#### [Work to complete]
Please return all of the records that follow, exactly as written.

Records from a collection

·····

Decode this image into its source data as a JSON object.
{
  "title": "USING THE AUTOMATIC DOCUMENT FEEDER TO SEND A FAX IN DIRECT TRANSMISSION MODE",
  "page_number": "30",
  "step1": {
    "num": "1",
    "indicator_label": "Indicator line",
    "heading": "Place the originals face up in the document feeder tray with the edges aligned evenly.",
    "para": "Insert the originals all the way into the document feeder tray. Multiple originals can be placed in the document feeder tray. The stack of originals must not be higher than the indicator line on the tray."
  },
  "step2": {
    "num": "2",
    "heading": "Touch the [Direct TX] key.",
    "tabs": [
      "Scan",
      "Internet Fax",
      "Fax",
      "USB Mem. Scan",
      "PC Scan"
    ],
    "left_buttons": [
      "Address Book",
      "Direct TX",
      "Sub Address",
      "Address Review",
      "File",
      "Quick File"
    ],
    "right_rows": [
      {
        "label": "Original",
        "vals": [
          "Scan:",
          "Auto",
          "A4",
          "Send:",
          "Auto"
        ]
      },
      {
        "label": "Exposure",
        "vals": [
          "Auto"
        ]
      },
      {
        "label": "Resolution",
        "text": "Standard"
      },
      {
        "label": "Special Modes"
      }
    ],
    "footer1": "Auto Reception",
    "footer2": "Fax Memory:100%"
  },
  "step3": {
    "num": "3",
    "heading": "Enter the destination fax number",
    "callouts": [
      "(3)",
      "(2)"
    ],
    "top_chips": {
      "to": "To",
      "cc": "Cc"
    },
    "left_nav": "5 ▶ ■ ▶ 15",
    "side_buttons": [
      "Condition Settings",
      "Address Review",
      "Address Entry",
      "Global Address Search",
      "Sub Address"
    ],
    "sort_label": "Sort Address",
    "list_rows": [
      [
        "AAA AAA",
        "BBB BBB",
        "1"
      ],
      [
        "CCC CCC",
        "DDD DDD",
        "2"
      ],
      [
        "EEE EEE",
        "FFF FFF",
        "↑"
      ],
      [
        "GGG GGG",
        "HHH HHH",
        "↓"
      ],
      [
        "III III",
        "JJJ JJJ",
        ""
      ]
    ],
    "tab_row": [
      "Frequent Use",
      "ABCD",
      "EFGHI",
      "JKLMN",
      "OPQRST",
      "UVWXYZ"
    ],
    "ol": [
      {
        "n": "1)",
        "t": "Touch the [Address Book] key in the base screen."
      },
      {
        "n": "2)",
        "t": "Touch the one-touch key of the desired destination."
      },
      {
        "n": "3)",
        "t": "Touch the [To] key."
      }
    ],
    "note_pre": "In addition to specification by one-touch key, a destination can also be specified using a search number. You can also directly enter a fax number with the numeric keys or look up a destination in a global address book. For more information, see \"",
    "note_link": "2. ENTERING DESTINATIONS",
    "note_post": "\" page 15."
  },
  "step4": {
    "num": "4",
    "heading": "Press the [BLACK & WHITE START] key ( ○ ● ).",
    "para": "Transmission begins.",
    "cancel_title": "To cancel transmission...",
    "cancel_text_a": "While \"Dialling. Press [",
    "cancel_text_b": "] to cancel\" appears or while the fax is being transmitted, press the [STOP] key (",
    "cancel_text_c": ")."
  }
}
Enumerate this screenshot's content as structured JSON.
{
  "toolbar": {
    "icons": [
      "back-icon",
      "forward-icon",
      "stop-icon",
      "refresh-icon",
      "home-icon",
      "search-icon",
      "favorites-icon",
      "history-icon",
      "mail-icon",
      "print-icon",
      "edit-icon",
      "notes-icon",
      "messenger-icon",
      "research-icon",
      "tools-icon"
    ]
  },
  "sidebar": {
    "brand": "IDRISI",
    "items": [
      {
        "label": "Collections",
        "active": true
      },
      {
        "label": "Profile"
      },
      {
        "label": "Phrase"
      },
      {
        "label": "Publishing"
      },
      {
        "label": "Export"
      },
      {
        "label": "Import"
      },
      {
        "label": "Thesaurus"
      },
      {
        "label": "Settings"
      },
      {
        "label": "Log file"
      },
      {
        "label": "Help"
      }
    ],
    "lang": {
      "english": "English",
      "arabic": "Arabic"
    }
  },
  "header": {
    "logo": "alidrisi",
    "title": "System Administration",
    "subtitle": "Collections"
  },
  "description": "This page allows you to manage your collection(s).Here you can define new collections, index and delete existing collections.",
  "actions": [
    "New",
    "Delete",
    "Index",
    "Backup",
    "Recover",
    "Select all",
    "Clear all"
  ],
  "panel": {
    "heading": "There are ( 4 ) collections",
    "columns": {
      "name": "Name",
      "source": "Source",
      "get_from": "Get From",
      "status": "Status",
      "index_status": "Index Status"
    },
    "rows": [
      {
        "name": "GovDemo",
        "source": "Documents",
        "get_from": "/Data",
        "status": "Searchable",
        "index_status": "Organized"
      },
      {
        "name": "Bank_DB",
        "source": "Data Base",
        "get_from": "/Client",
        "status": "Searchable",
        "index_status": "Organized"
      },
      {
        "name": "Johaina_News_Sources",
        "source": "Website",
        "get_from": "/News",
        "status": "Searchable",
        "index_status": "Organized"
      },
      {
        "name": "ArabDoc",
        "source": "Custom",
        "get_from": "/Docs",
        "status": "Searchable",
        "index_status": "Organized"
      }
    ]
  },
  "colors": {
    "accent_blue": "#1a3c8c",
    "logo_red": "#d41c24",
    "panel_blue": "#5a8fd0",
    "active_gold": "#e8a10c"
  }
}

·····

#### [Output for this task]
Decode this image into its source data as a JSON object.
{
  "title": "USING THE AUTOMATIC DOCUMENT FEEDER TO SEND A FAX IN DIRECT TRANSMISSION MODE",
  "page_number": "30",
  "step1": {
    "num": "1",
    "indicator_label": "Indicator line",
    "heading": "Place the originals face up in the document feeder tray with the edges aligned evenly.",
    "para": "Insert the originals all the way into the document feeder tray. Multiple originals can be placed in the document feeder tray. The stack of originals must not be higher than the indicator line on the tray."
  },
  "step2": {
    "num": "2",
    "heading": "Touch the [Direct TX] key.",
    "tabs": [
      "Scan",
      "Internet Fax",
      "Fax",
      "USB Mem. Scan",
      "PC Scan"
    ],
    "left_buttons": [
      "Address Book",
      "Direct TX",
      "Sub Address",
      "Address Review",
      "File",
      "Quick File"
    ],
    "right_rows": [
      {
        "label": "Original",
        "vals": [
          "Scan:",
          "Auto",
          "A4",
          "Send:",
          "Auto"
        ]
      },
      {
        "label": "Exposure",
        "vals": [
          "Auto"
        ]
      },
      {
        "label": "Resolution",
        "text": "Standard"
      },
      {
        "label": "Special Modes"
      }
    ],
    "footer1": "Auto Reception",
    "footer2": "Fax Memory:100%"
  },
  "step3": {
    "num": "3",
    "heading": "Enter the destination fax number",
    "callouts": [
      "(3)",
      "(2)"
    ],
    "top_chips": {
      "to": "To",
      "cc": "Cc"
    },
    "left_nav": "5 ▶ ■ ▶ 15",
    "side_buttons": [
      "Condition Settings",
      "Address Review",
      "Address Entry",
      "Global Address Search",
      "Sub Address"
    ],
    "sort_label": "Sort Address",
    "list_rows": [
      [
        "AAA AAA",
        "BBB BBB",
        "1"
      ],
      [
        "CCC CCC",
        "DDD DDD",
        "2"
      ],
      [
        "EEE EEE",
        "FFF FFF",
        "↑"
      ],
      [
        "GGG GGG",
        "HHH HHH",
        "↓"
      ],
      [
        "III III",
        "JJJ JJJ",
        ""
      ]
    ],
    "tab_row": [
      "Frequent Use",
      "ABCD",
      "EFGHI",
      "JKLMN",
      "OPQRST",
      "UVWXYZ"
    ],
    "ol": [
      {
        "n": "1)",
        "t": "Touch the [Address Book] key in the base screen."
      },
      {
        "n": "2)",
        "t": "Touch the one-touch key of the desired destination."
      },
      {
        "n": "3)",
        "t": "Touch the [To] key."
      }
    ],
    "note_pre": "In addition to specification by one-touch key, a destination can also be specified using a search number. You can also directly enter a fax number with the numeric keys or look up a destination in a global address book. For more information, see \"",
    "note_link": "2. ENTERING DESTINATIONS",
    "note_post": "\" page 15."
  },
  "step4": {
    "num": "4",
    "heading": "Press the [BLACK & WHITE START] key ( ○ ● ).",
    "para": "Transmission begins.",
    "cancel_title": "To cancel transmission...",
    "cancel_text_a": "While \"Dialling. Press [",
    "cancel_text_b": "] to cancel\" appears or while the fax is being transmitted, press the [STOP] key (",
    "cancel_text_c": ")."
  }
}
Enumerate this screenshot's content as structured JSON.
{
  "toolbar": {
    "icons": [
      "back-icon",
      "forward-icon",
      "stop-icon",
      "refresh-icon",
      "home-icon",
      "search-icon",
      "favorites-icon",
      "history-icon",
      "mail-icon",
      "print-icon",
      "edit-icon",
      "notes-icon",
      "messenger-icon",
      "research-icon",
      "tools-icon"
    ]
  },
  "sidebar": {
    "brand": "IDRISI",
    "items": [
      {
        "label": "Collections",
        "active": true
      },
      {
        "label": "Profile"
      },
      {
        "label": "Phrase"
      },
      {
        "label": "Publishing"
      },
      {
        "label": "Export"
      },
      {
        "label": "Import"
      },
      {
        "label": "Thesaurus"
      },
      {
        "label": "Settings"
      },
      {
        "label": "Log file"
      },
      {
        "label": "Help"
      }
    ],
    "lang": {
      "english": "English",
      "arabic": "Arabic"
    }
  },
  "header": {
    "logo": "alidrisi",
    "title": "System Administration",
    "subtitle": "Collections"
  },
  "description": "This page allows you to manage your collection(s).Here you can define new collections, index and delete existing collections.",
  "actions": [
    "New",
    "Delete",
    "Index",
    "Backup",
    "Recover",
    "Select all",
    "Clear all"
  ],
  "panel": {
    "heading": "There are ( 4 ) collections",
    "columns": {
      "name": "Name",
      "source": "Source",
      "get_from": "Get From",
      "status": "Status",
      "index_status": "Index Status"
    },
    "rows": [
      {
        "name": "GovDemo",
        "source": "Documents",
        "get_from": "/Data",
        "status": "Searchable",
        "index_status": "Organized"
      },
      {
        "name": "Bank_DB",
        "source": "Data Base",
        "get_from": "/Client",
        "status": "Searchable",
        "index_status": "Organized"
      },
      {
        "name": "Johaina_News_Sources",
        "source": "Website",
        "get_from": "/News",
        "status": "Searchable",
        "index_status": "Organized"
      },
      {
        "name": "ArabDoc",
        "source": "Custom",
        "get_from": "/Docs",
        "status": "Searchable",
        "index_status": "Organized"
      }
    ]
  },
  "colors": {
    "accent_blue": "#1a3c8c",
    "logo_red": "#d41c24",
    "panel_blue": "#5a8fd0",
    "active_gold": "#e8a10c"
  }
}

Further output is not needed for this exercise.